Maybe this is obvious to others, but I hadn’t thought of this particular use of numeric-response clicker questions, shared with me by a humanities professor recently: In a class that deals with history, ask students to identify the year in which a particular event happened using a numeric-response clicker question.
This question type is typically used in math and science classes to have students respond with their answers to open-ended computational questions, but it can just as easily be used in a humanities class to have students respond with dates (e.g. 1776, 2010). Sure, one could ask students to respond to a multiple-choice date question, but the free-response format might surface some wrong answers you wouldn’t predict.
This kind of question isn’t limited to events, of course. You could also ask students to identify the year a piece of literature was written or an artwork was created. This type of question need not be a factual recall question, either. You could present to students a piece of art, for instance, they haven’t likely seen before and ask them to analyze the artwork and estimate when it was created.

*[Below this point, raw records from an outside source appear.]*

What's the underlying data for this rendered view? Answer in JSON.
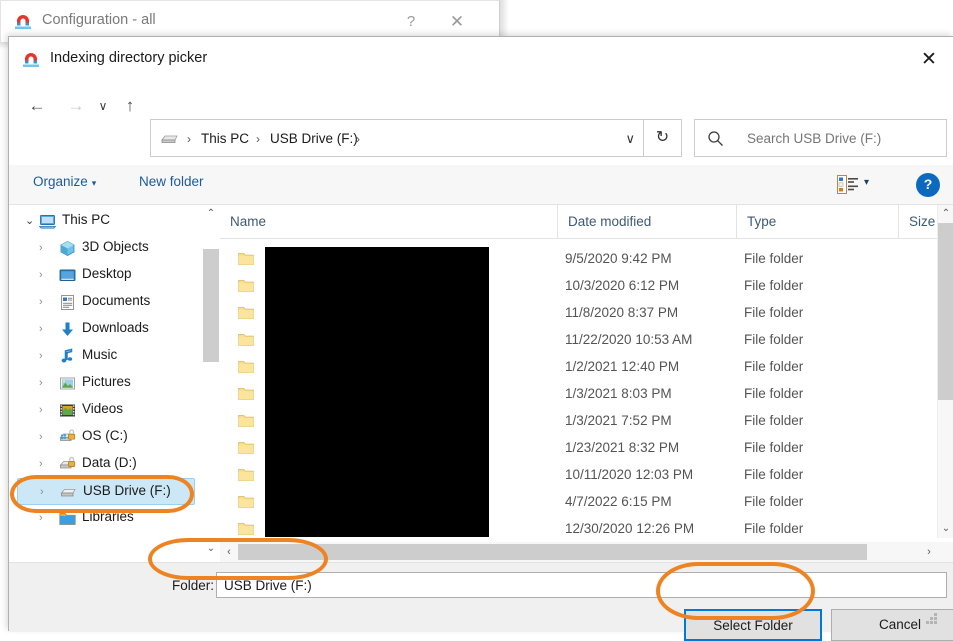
{
  "background_window": {
    "title": "Configuration - all",
    "icon": "everything-magnet-icon",
    "help_label": "?",
    "close_label": "✕"
  },
  "dialog": {
    "title": "Indexing directory picker",
    "icon": "everything-magnet-icon",
    "close_label": "✕"
  },
  "navigation": {
    "back_label": "←",
    "forward_label": "→",
    "recent_label": "∨",
    "up_label": "↑"
  },
  "address_bar": {
    "drive_icon": "usb-drive-icon",
    "crumbs": [
      "This PC",
      "USB Drive (F:)"
    ],
    "separator": "›",
    "dropdown_label": "∨",
    "refresh_label": "↻"
  },
  "search": {
    "icon": "search-icon",
    "placeholder": "Search USB Drive (F:)"
  },
  "toolbar": {
    "organize_label": "Organize",
    "organize_caret": "▾",
    "new_folder_label": "New folder",
    "view_icon": "view-list-icon",
    "view_caret": "▾",
    "help_label": "?"
  },
  "nav_pane": {
    "items": [
      {
        "label": "This PC",
        "level": "root",
        "icon": "this-pc-icon",
        "expanded": true,
        "chevron": "⌄",
        "selected": false
      },
      {
        "label": "3D Objects",
        "level": "child",
        "icon": "3d-objects-icon",
        "expanded": false,
        "chevron": "›",
        "selected": false
      },
      {
        "label": "Desktop",
        "level": "child",
        "icon": "desktop-icon",
        "expanded": false,
        "chevron": "›",
        "selected": false
      },
      {
        "label": "Documents",
        "level": "child",
        "icon": "documents-icon",
        "expanded": false,
        "chevron": "›",
        "selected": false
      },
      {
        "label": "Downloads",
        "level": "child",
        "icon": "downloads-icon",
        "expanded": false,
        "chevron": "›",
        "selected": false
      },
      {
        "label": "Music",
        "level": "child",
        "icon": "music-icon",
        "expanded": false,
        "chevron": "›",
        "selected": false
      },
      {
        "label": "Pictures",
        "level": "child",
        "icon": "pictures-icon",
        "expanded": false,
        "chevron": "›",
        "selected": false
      },
      {
        "label": "Videos",
        "level": "child",
        "icon": "videos-icon",
        "expanded": false,
        "chevron": "›",
        "selected": false
      },
      {
        "label": "OS (C:)",
        "level": "child",
        "icon": "os-drive-icon",
        "expanded": false,
        "chevron": "›",
        "selected": false
      },
      {
        "label": "Data (D:)",
        "level": "child",
        "icon": "hard-drive-icon",
        "expanded": false,
        "chevron": "›",
        "selected": false
      },
      {
        "label": "USB Drive (F:)",
        "level": "child",
        "icon": "usb-drive-icon",
        "expanded": false,
        "chevron": "›",
        "selected": true
      },
      {
        "label": "Libraries",
        "level": "child",
        "icon": "libraries-icon",
        "expanded": false,
        "chevron": "›",
        "selected": false
      }
    ],
    "scroll_up": "⌃",
    "scroll_down": "⌄"
  },
  "file_list": {
    "columns": [
      "Name",
      "Date modified",
      "Type",
      "Size"
    ],
    "sort_indicator": "⌃",
    "name_redacted": true,
    "rows": [
      {
        "name": "",
        "date_modified": "9/5/2020 9:42 PM",
        "type": "File folder",
        "size": ""
      },
      {
        "name": "",
        "date_modified": "10/3/2020 6:12 PM",
        "type": "File folder",
        "size": ""
      },
      {
        "name": "",
        "date_modified": "11/8/2020 8:37 PM",
        "type": "File folder",
        "size": ""
      },
      {
        "name": "",
        "date_modified": "11/22/2020 10:53 AM",
        "type": "File folder",
        "size": ""
      },
      {
        "name": "",
        "date_modified": "1/2/2021 12:40 PM",
        "type": "File folder",
        "size": ""
      },
      {
        "name": "",
        "date_modified": "1/3/2021 8:03 PM",
        "type": "File folder",
        "size": ""
      },
      {
        "name": "",
        "date_modified": "1/3/2021 7:52 PM",
        "type": "File folder",
        "size": ""
      },
      {
        "name": "",
        "date_modified": "1/23/2021 8:32 PM",
        "type": "File folder",
        "size": ""
      },
      {
        "name": "",
        "date_modified": "10/11/2020 12:03 PM",
        "type": "File folder",
        "size": ""
      },
      {
        "name": "",
        "date_modified": "4/7/2022 6:15 PM",
        "type": "File folder",
        "size": ""
      },
      {
        "name": "",
        "date_modified": "12/30/2020 12:26 PM",
        "type": "File folder",
        "size": ""
      }
    ],
    "vscroll_up": "⌃",
    "vscroll_down": "⌄",
    "hscroll_left": "‹",
    "hscroll_right": "›"
  },
  "folder_field": {
    "label": "Folder:",
    "value": "USB Drive (F:)"
  },
  "buttons": {
    "select_folder": "Select Folder",
    "cancel": "Cancel"
  },
  "colors": {
    "annotation_orange": "#ee8322",
    "focus_blue": "#0078d7",
    "selection_blue": "#cce8f7",
    "link_blue": "#1c5ba0",
    "header_text": "#3d5a75"
  }
}
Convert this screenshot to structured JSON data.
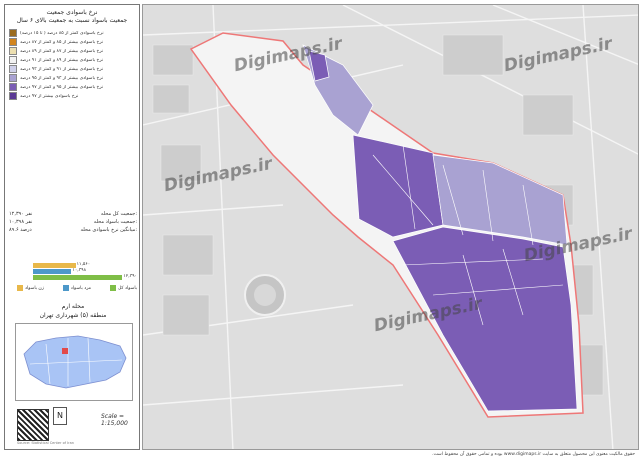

Some classroom response systems allow you to set a range for the correct answer to a numeric-response question. With that feature, you could give students a little wiggle room in their answers (“To within 5 years, in what year did X occur?”) or have them respond to the nearest decade.